Positive Behavior Intervention Supports in Early Childhood Education

Statement of Problem

More than 5,000 preschool students are expelled each year in the United States—a rate that is more than three times higher than that of K-12 students. Recent studies demonstrate that racial disparities exist in rates of expulsions and suspensions: while African American students make up 18% of preschool enrollment, they make up 42% of preschool suspensions. Without proper support during these early years, a child is more likely to drop out of school, eventually receive welfare benefits and/or commit a crime. Therefore, it is imperative that we equip early childhood educators, child care centers, and parents with the knowledge and support to foster social and emotional development in all children to ensure school readiness and future success.
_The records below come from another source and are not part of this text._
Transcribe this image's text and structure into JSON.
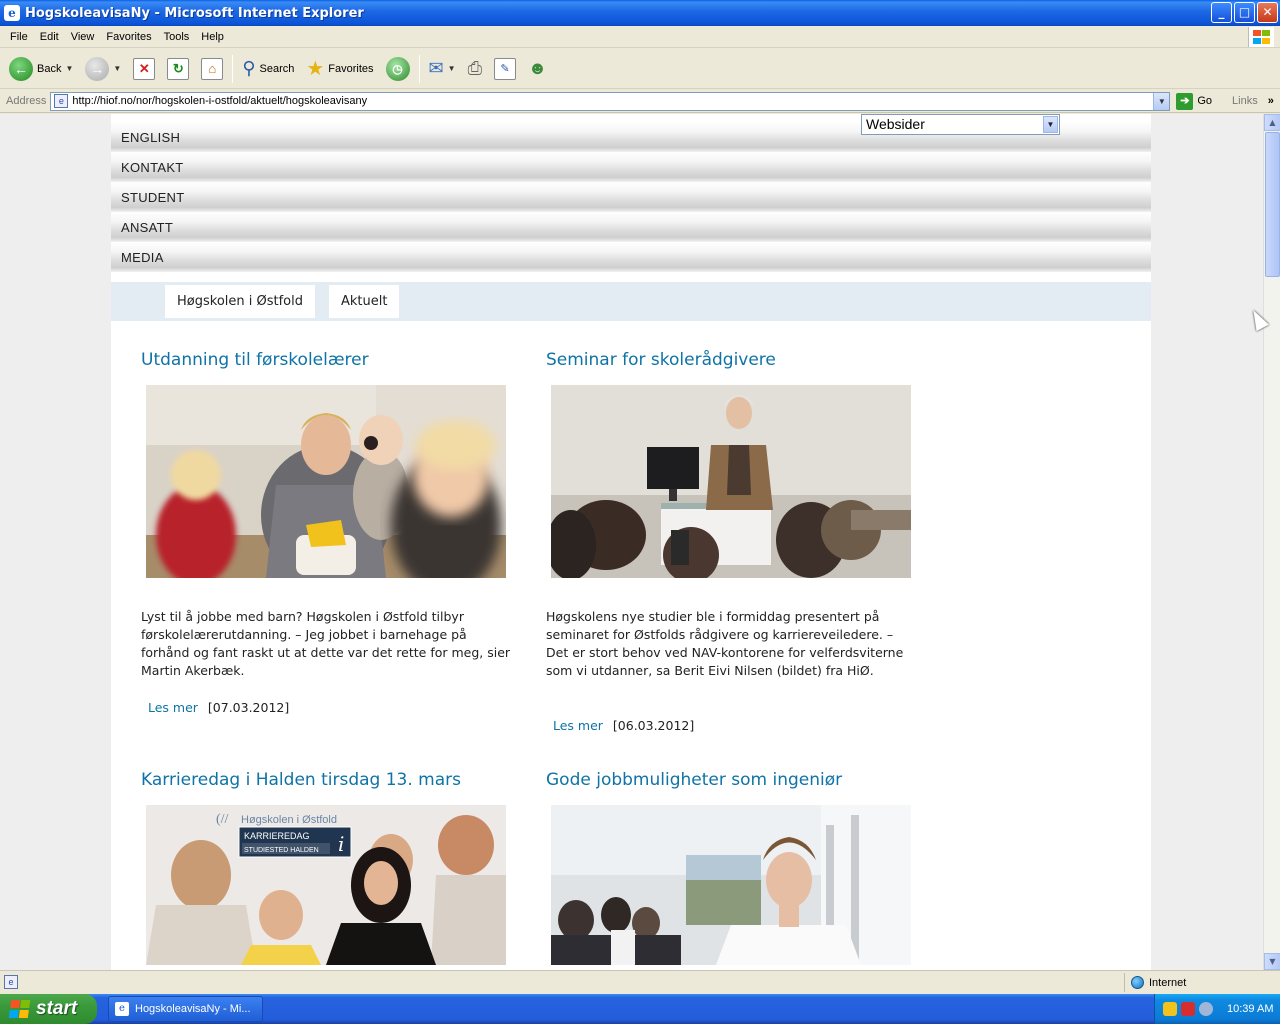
{
  "window": {
    "title": "HogskoleavisaNy - Microsoft Internet Explorer",
    "buttons": {
      "minimize": "_",
      "maximize": "□",
      "close": "✕"
    }
  },
  "menu": [
    "File",
    "Edit",
    "View",
    "Favorites",
    "Tools",
    "Help"
  ],
  "toolbar": {
    "back_label": "Back",
    "search_label": "Search",
    "favorites_label": "Favorites"
  },
  "address": {
    "label": "Address",
    "url": "http://hiof.no/nor/hogskolen-i-ostfold/aktuelt/hogskoleavisany",
    "go_label": "Go",
    "links_label": "Links"
  },
  "site": {
    "nav": [
      "ENGLISH",
      "KONTAKT",
      "STUDENT",
      "ANSATT",
      "MEDIA"
    ],
    "search_select": "Websider",
    "breadcrumb": [
      "Høgskolen i Østfold",
      "Aktuelt"
    ]
  },
  "articles": [
    {
      "title": "Utdanning til førskolelærer",
      "excerpt": "Lyst til å jobbe med barn? Høgskolen i Østfold tilbyr førskolelærerutdanning. – Jeg jobbet i barnehage på forhånd og fant raskt ut at dette var det rette for meg, sier Martin Akerbæk.",
      "read_more": "Les mer",
      "date": "[07.03.2012]"
    },
    {
      "title": "Seminar for skolerådgivere",
      "excerpt": "Høgskolens nye studier ble i formiddag presentert på seminaret for Østfolds rådgivere og karriereveiledere. – Det er stort behov ved NAV-kontorene for velferdsviterne som vi utdanner, sa Berit Eivi Nilsen (bildet) fra HiØ.",
      "read_more": "Les mer",
      "date": "[06.03.2012]"
    },
    {
      "title": "Karrieredag i Halden tirsdag 13. mars",
      "photo_text": {
        "org": "Høgskolen i Østfold",
        "badge_title": "KARRIEREDAG",
        "badge_subtitle": "STUDIESTED HALDEN"
      }
    },
    {
      "title": "Gode jobbmuligheter som ingeniør"
    }
  ],
  "status": {
    "zone": "Internet"
  },
  "taskbar": {
    "start_label": "start",
    "task_label": "HogskoleavisaNy - Mi...",
    "clock": "10:39 AM"
  }
}
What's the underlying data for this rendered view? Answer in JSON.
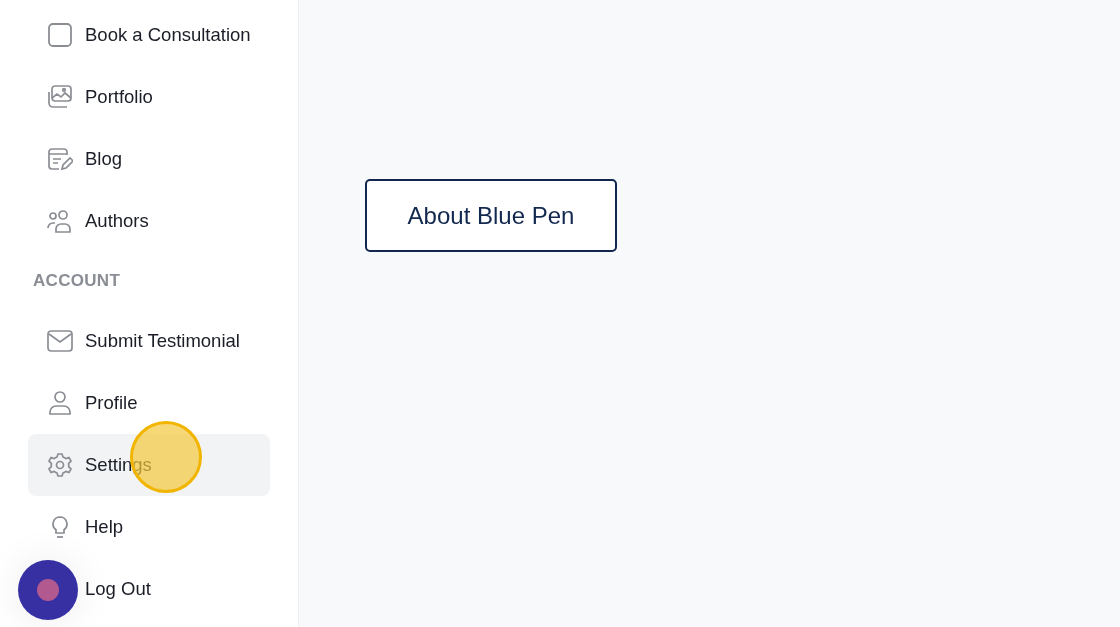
{
  "sidebar": {
    "groups": [
      {
        "items": [
          {
            "label": "Book a Consultation",
            "selected": false
          },
          {
            "label": "Portfolio",
            "selected": false
          },
          {
            "label": "Blog",
            "selected": false
          },
          {
            "label": "Authors",
            "selected": false
          }
        ]
      },
      {
        "heading": "ACCOUNT",
        "items": [
          {
            "label": "Submit Testimonial",
            "selected": false
          },
          {
            "label": "Profile",
            "selected": false
          },
          {
            "label": "Settings",
            "selected": true
          },
          {
            "label": "Help",
            "selected": false
          },
          {
            "label": "Log Out",
            "selected": false
          }
        ]
      }
    ]
  },
  "main": {
    "button": "About Blue Pen"
  }
}
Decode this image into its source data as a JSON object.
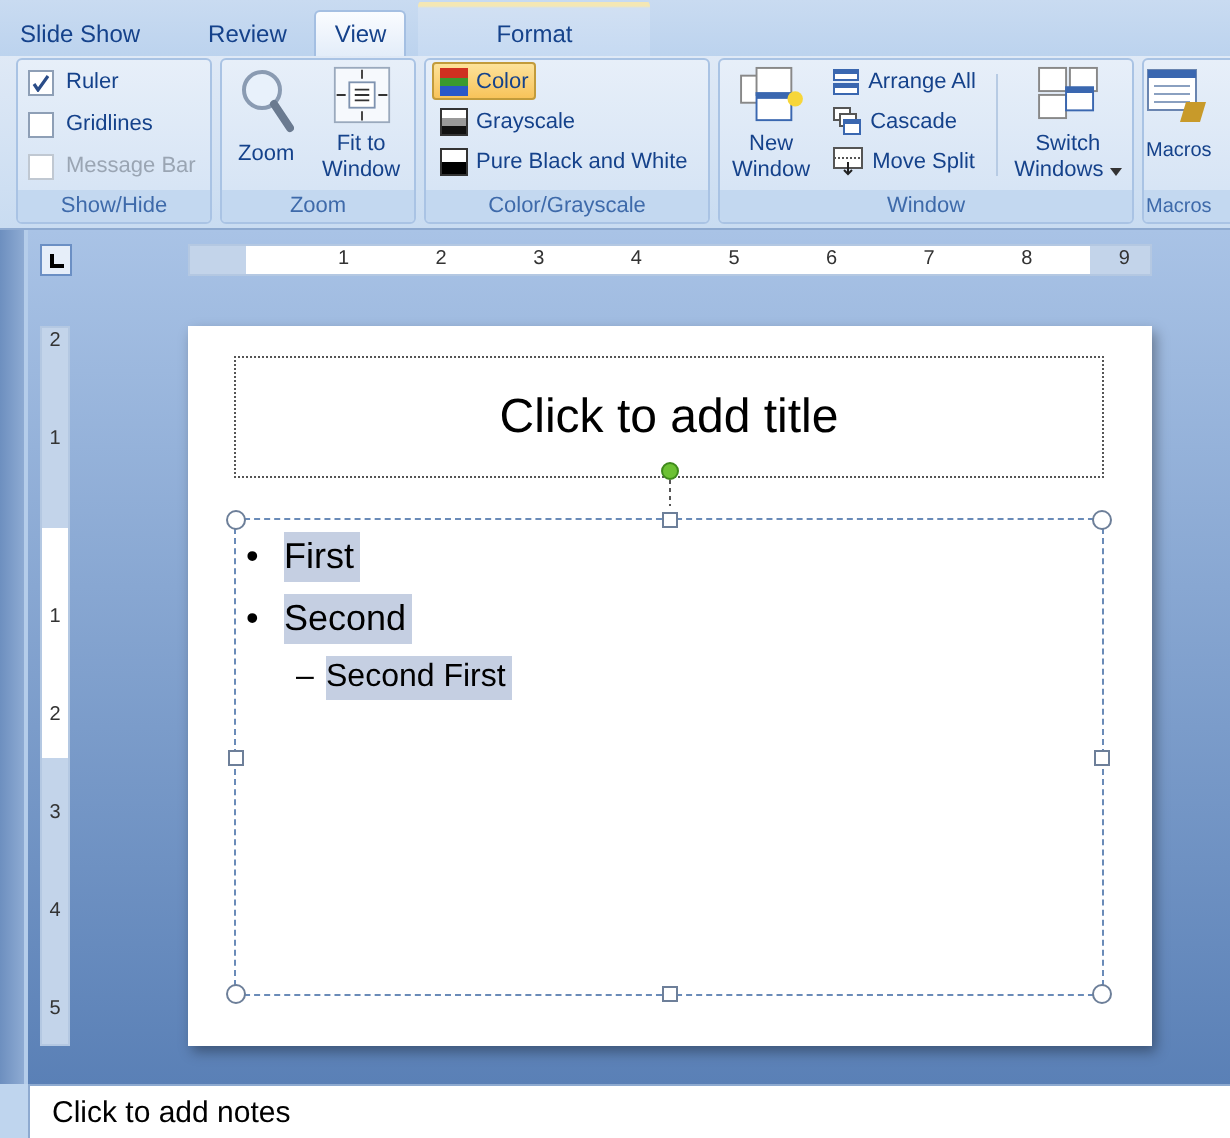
{
  "tabs": [
    {
      "label": "Slide Show",
      "selected": false,
      "kind": "normal"
    },
    {
      "label": "Review",
      "selected": false,
      "kind": "normal"
    },
    {
      "label": "View",
      "selected": true,
      "kind": "normal"
    },
    {
      "label": "Format",
      "selected": false,
      "kind": "contextual"
    }
  ],
  "ribbon": {
    "show_hide": {
      "title": "Show/Hide",
      "items": [
        {
          "label": "Ruler",
          "checked": true,
          "disabled": false
        },
        {
          "label": "Gridlines",
          "checked": false,
          "disabled": false
        },
        {
          "label": "Message Bar",
          "checked": false,
          "disabled": true
        }
      ]
    },
    "zoom": {
      "title": "Zoom",
      "buttons": [
        "Zoom",
        "Fit to Window"
      ]
    },
    "color_grayscale": {
      "title": "Color/Grayscale",
      "items": [
        {
          "label": "Color",
          "selected": true
        },
        {
          "label": "Grayscale",
          "selected": false
        },
        {
          "label": "Pure Black and White",
          "selected": false
        }
      ]
    },
    "window": {
      "title": "Window",
      "new_window": "New Window",
      "small": [
        "Arrange All",
        "Cascade",
        "Move Split"
      ],
      "switch_windows": "Switch Windows"
    },
    "macros": {
      "title": "Macros",
      "button": "Macros"
    }
  },
  "horizontal_ruler": [
    "1",
    "2",
    "3",
    "4",
    "5",
    "6",
    "7",
    "8",
    "9"
  ],
  "vertical_ruler": [
    "2",
    "1",
    "1",
    "2",
    "3",
    "4",
    "5"
  ],
  "slide": {
    "title_placeholder": "Click to add title",
    "bullets": [
      {
        "bullet": "•",
        "text": "First",
        "selected": true
      },
      {
        "bullet": "•",
        "text": "Second",
        "selected": true,
        "children": [
          {
            "bullet": "–",
            "text": "Second First",
            "selected": true
          }
        ]
      }
    ]
  },
  "notes_placeholder": "Click to add notes"
}
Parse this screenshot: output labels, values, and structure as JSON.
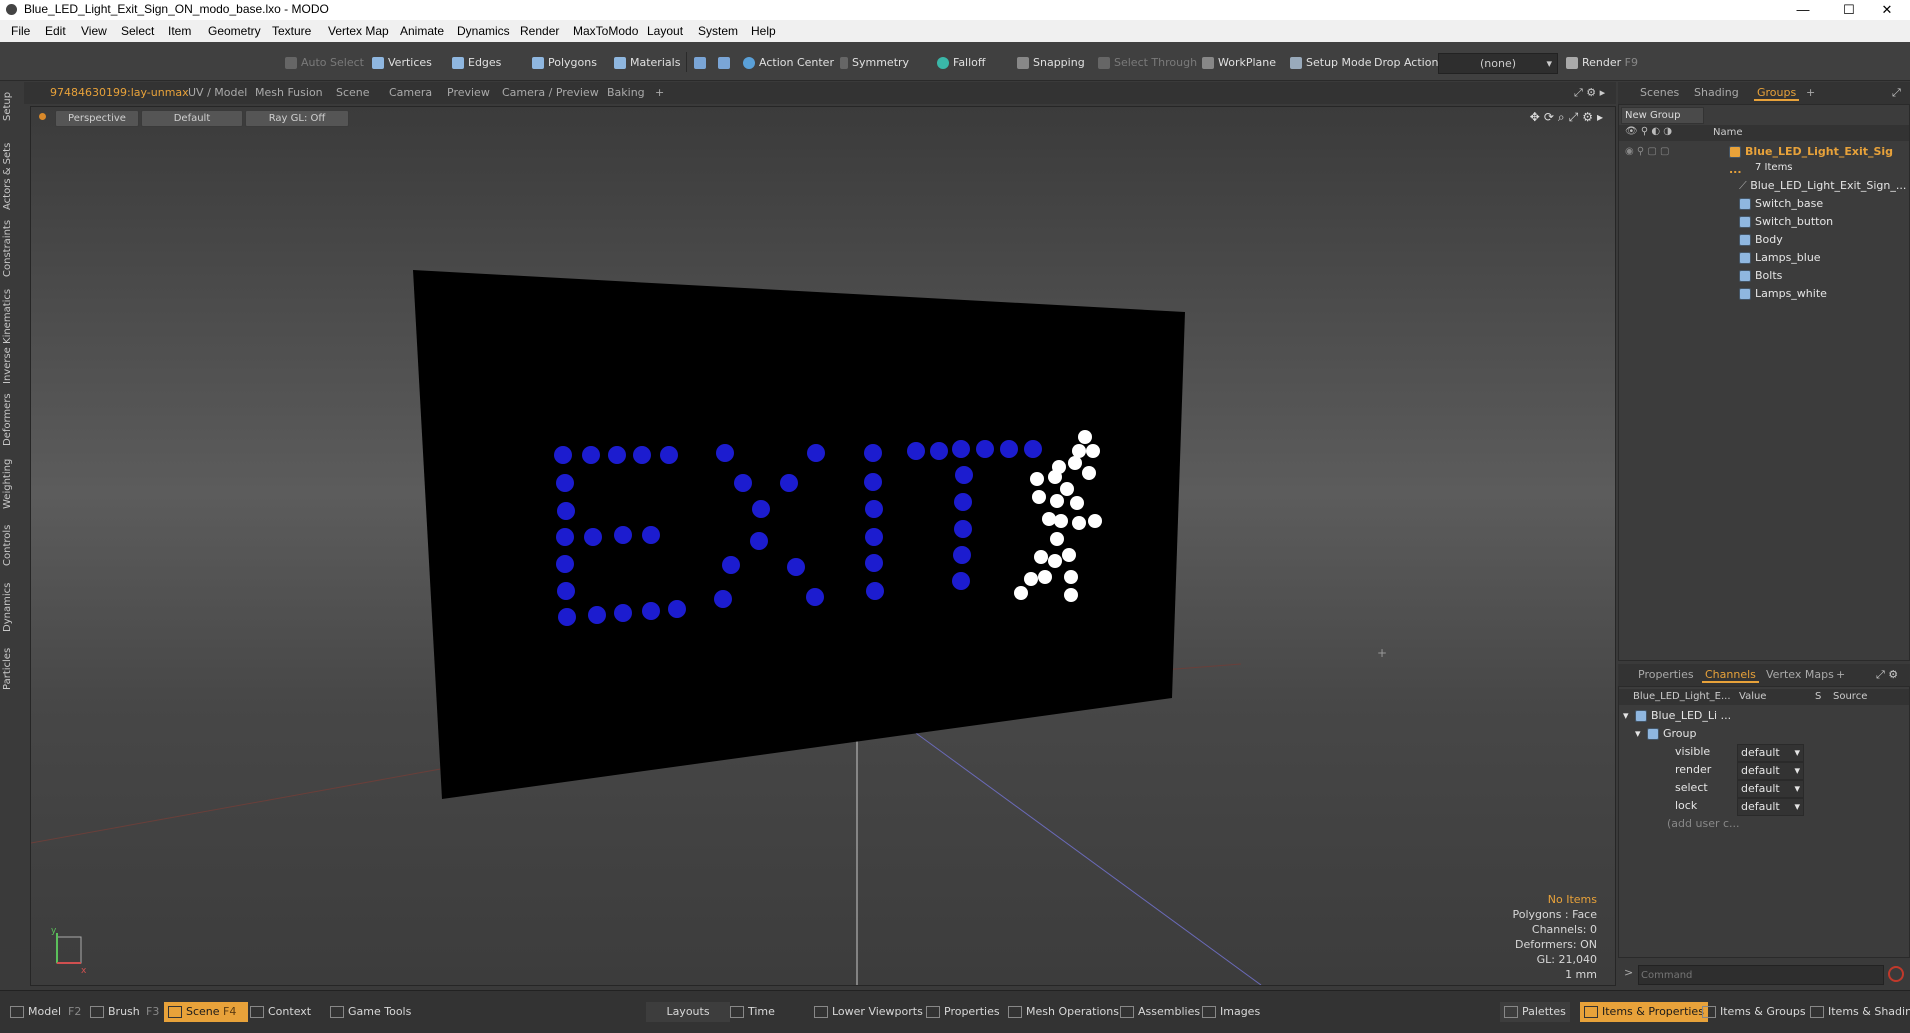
{
  "window": {
    "title": "Blue_LED_Light_Exit_Sign_ON_modo_base.lxo - MODO",
    "minimize": "—",
    "maximize": "☐",
    "close": "✕"
  },
  "menu": [
    "File",
    "Edit",
    "View",
    "Select",
    "Item",
    "Geometry",
    "Texture",
    "Vertex Map",
    "Animate",
    "Dynamics",
    "Render",
    "MaxToModo",
    "Layout",
    "System",
    "Help"
  ],
  "toolbar": {
    "auto_select": "Auto Select",
    "vertices": "Vertices",
    "edges": "Edges",
    "polygons": "Polygons",
    "materials": "Materials",
    "action_center": "Action Center",
    "symmetry": "Symmetry",
    "falloff": "Falloff",
    "snapping": "Snapping",
    "select_through": "Select Through",
    "workplane": "WorkPlane",
    "setup_mode": "Setup Mode",
    "drop_action": "Drop Action",
    "drop_value": "(none)",
    "render": "Render",
    "render_key": "F9"
  },
  "left_tabs": [
    "Setup",
    "Actors & Sets",
    "Constraints",
    "Inverse Kinematics",
    "Deformers",
    "Weighting",
    "Controls",
    "Dynamics",
    "Particles"
  ],
  "viewport_tabs": [
    "97484630199:lay-unmax",
    "UV / Model",
    "Mesh Fusion",
    "Scene",
    "Camera",
    "Preview",
    "Camera / Preview",
    "Baking",
    "+"
  ],
  "viewport": {
    "perspective": "Perspective",
    "default": "Default",
    "raygl": "Ray GL: Off",
    "info": {
      "items": "No Items",
      "polygons": "Polygons : Face",
      "channels": "Channels: 0",
      "deformers": "Deformers: ON",
      "gl": "GL: 21,040",
      "scale": "1 mm"
    }
  },
  "right_tabs_top": [
    "Scenes",
    "Shading",
    "Groups",
    "+"
  ],
  "groups": {
    "new_group": "New Group",
    "name_header": "Name",
    "group_name": "Blue_LED_Light_Exit_Sig ...",
    "items_count": "7 Items",
    "items": [
      "Blue_LED_Light_Exit_Sign_...",
      "Switch_base",
      "Switch_button",
      "Body",
      "Lamps_blue",
      "Bolts",
      "Lamps_white"
    ]
  },
  "right_tabs_bottom": [
    "Properties",
    "Channels",
    "Vertex Maps",
    "+"
  ],
  "channels": {
    "headers": [
      "Blue_LED_Light_E...",
      "Value",
      "S",
      "Source"
    ],
    "root": "Blue_LED_Li ...",
    "group": "Group",
    "rows": [
      {
        "name": "visible",
        "value": "default"
      },
      {
        "name": "render",
        "value": "default"
      },
      {
        "name": "select",
        "value": "default"
      },
      {
        "name": "lock",
        "value": "default"
      }
    ],
    "add_user": "(add user c..."
  },
  "command": {
    "placeholder": "Command"
  },
  "bottom": {
    "model": "Model",
    "model_key": "F2",
    "brush": "Brush",
    "brush_key": "F3",
    "scene": "Scene",
    "scene_key": "F4",
    "context": "Context",
    "game_tools": "Game Tools",
    "layouts": "Layouts",
    "time": "Time",
    "lower_viewports": "Lower Viewports",
    "properties": "Properties",
    "mesh_operations": "Mesh Operations",
    "assemblies": "Assemblies",
    "images": "Images",
    "palettes": "Palettes",
    "items_properties": "Items & Properties",
    "items_groups": "Items & Groups",
    "items_shading": "Items & Shading"
  },
  "colors": {
    "accent": "#e8a23a",
    "led_blue": "#1c1ccf",
    "led_white": "#ffffff"
  }
}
The traditional strategy of individual teacher training has not always been successful in addressing the issue of suspension and expulsion, and directors and leaders of child care centers are seeking solutions. A promising model currently being implemented throughout schools in Pennsylvania is Positive Behavioral Interventions and Supports (PBIS). “Program-wide” PBIS covers early childhood and preschool environments, and “school-wide” PBIS is implemented in K-12 schools. The key components of PBIS include providing a framework to promote social and emotional competence in all children, addressing the social-emotional and behavioral needs of children who are at risk and providing supports for those with more persistent behavioral concerns. More research is needed, however, to determine the best approach to reduce suspension and expulsion in early childhood centers.  

Description

In the first phase of our project, we selected three child care centers of similar size and population to test the effectiveness of PBIS in reducing expulsion and suspension among their students. What we found was encouraging: centers that implemented PBIS had lower rates of suspension and increased the quality of the preschool classrooms within the centers, including positive changes to classroom characteristics, the emotional and behavior supports, and supports for learning.

Building on these initial findings, the next phase of our project will implement program-wide PBIS into several additional child care centers, each of which provides services to children ranging from 6-week-olds to kindergarten age. We will also incorporate two unique subprograms into select centers.

Of the participating centers, some are using novel family engagement strategies alongside PBIS. As part of this program, called Homenotes, parents are encouraged to practice the same PBIS-based positive behavior supports used in the classroom at home with recommended age-appropriate activities and are given the opportunity to report back on their experience. In addition to Homenotes, we will ask parents who serve on the center’s core leadership PBIS team to participate in surveys and qualitative interviews to provide more information about their experience. 

Other centers are also participating in a three-part training program, which focuses on how PBIS can support and promote equity. The first session focuses on person-to-person discrimination that particularly affects children in early childhood education using real-world examples. The session also examines appropriate mitigation strategies, such as stereotype replacement and individuation, which staff can implement in the classroom, fostering a culturally representative classroom environment, perspective taking and mindfulness. The second and third sessions focus on institutionalized racism and other oppressive acts that contribute to disparities in early child care, as well as internalized racism and how it affects children. 

Our project is a system-wide initiative, with an emphasis on shared goals and center-wide values and rules. It includes the development of a core leadership team and use of data to drive strategies and family involvement. We have increased attention on how PBIS is implemented in toddler and infant classrooms, and on the role of the administrators and the administrative structures in centers to support the process of full implementation. PBIS external facilitators or coaches work on a weekly basis with the directors and teachers of the child care centers, providing periodic trainings and support to internal provisional coaches. We are also partnering with Philadelphia Health Management Center’s Child Development and Family Services to provide PBIS support to the centers, as well as the Pennsylvania Training and Technical Assistance Network, which provides training and support to PBIS facilitators.

Next Steps

PBIS provides a feasible and effective method for child care centers to provide social and emotional support to all children in their care and reduce the use of expulsion and suspension to address behavior concerns. Because PBIS requires system-wide buy-in and implementation is a multi-year process, our goal is to give each center the tools and resources they need to reach fidelity with PBIS and sustain their efforts without outside funding. We also hope the findings from this project can help inform early childhood policy efforts to ensure every child has the opportunity to thrive in the classroom and beyond.

This project page was last updated in January 2020.

Suggested Citation

Children's Hospital of Philadelphia, PolicyLab. Positive Behavior Intervention Supports in Early Childhood Education [Online]. Available at: http://www.policylab.chop.edu [Accessed: plug in date accessed here].